Provided data:
● ● ● ● ●
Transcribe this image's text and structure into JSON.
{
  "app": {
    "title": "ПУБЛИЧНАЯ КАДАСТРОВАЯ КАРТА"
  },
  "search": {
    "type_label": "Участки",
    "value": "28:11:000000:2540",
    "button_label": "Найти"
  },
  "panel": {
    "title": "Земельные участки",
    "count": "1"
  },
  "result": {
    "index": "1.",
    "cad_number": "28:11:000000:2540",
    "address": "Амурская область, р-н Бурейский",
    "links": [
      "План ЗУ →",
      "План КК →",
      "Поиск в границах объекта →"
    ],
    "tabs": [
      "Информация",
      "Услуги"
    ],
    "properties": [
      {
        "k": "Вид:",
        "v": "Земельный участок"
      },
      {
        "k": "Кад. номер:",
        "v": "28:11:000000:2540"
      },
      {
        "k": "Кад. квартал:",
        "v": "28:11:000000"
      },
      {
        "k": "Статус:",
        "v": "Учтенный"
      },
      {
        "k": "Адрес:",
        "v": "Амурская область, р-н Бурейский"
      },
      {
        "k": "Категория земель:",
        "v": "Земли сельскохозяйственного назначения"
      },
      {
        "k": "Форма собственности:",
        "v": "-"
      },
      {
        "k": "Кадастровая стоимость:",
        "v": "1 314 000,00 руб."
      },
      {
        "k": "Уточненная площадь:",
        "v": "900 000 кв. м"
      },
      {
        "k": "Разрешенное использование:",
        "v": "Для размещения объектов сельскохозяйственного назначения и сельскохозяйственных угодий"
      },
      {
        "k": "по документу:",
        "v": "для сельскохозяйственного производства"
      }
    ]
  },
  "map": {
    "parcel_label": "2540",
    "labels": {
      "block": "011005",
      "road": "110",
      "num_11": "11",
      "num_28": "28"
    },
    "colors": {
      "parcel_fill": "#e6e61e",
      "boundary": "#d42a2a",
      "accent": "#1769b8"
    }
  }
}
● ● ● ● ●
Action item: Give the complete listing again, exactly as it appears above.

The answer:
Transcribe this image's text and structure into JSON.
{
  "app": {
    "title": "ПУБЛИЧНАЯ КАДАСТРОВАЯ КАРТА"
  },
  "search": {
    "type_label": "Участки",
    "value": "28:11:000000:2540",
    "button_label": "Найти"
  },
  "panel": {
    "title": "Земельные участки",
    "count": "1"
  },
  "result": {
    "index": "1.",
    "cad_number": "28:11:000000:2540",
    "address": "Амурская область, р-н Бурейский",
    "links": [
      "План ЗУ →",
      "План КК →",
      "Поиск в границах объекта →"
    ],
    "tabs": [
      "Информация",
      "Услуги"
    ],
    "properties": [
      {
        "k": "Вид:",
        "v": "Земельный участок"
      },
      {
        "k": "Кад. номер:",
        "v": "28:11:000000:2540"
      },
      {
        "k": "Кад. квартал:",
        "v": "28:11:000000"
      },
      {
        "k": "Статус:",
        "v": "Учтенный"
      },
      {
        "k": "Адрес:",
        "v": "Амурская область, р-н Бурейский"
      },
      {
        "k": "Категория земель:",
        "v": "Земли сельскохозяйственного назначения"
      },
      {
        "k": "Форма собственности:",
        "v": "-"
      },
      {
        "k": "Кадастровая стоимость:",
        "v": "1 314 000,00 руб."
      },
      {
        "k": "Уточненная площадь:",
        "v": "900 000 кв. м"
      },
      {
        "k": "Разрешенное использование:",
        "v": "Для размещения объектов сельскохозяйственного назначения и сельскохозяйственных угодий"
      },
      {
        "k": "по документу:",
        "v": "для сельскохозяйственного производства"
      }
    ]
  },
  "map": {
    "parcel_label": "2540",
    "labels": {
      "block": "011005",
      "road": "110",
      "num_11": "11",
      "num_28": "28"
    },
    "colors": {
      "parcel_fill": "#e6e61e",
      "boundary": "#d42a2a",
      "accent": "#1769b8"
    }
  }
}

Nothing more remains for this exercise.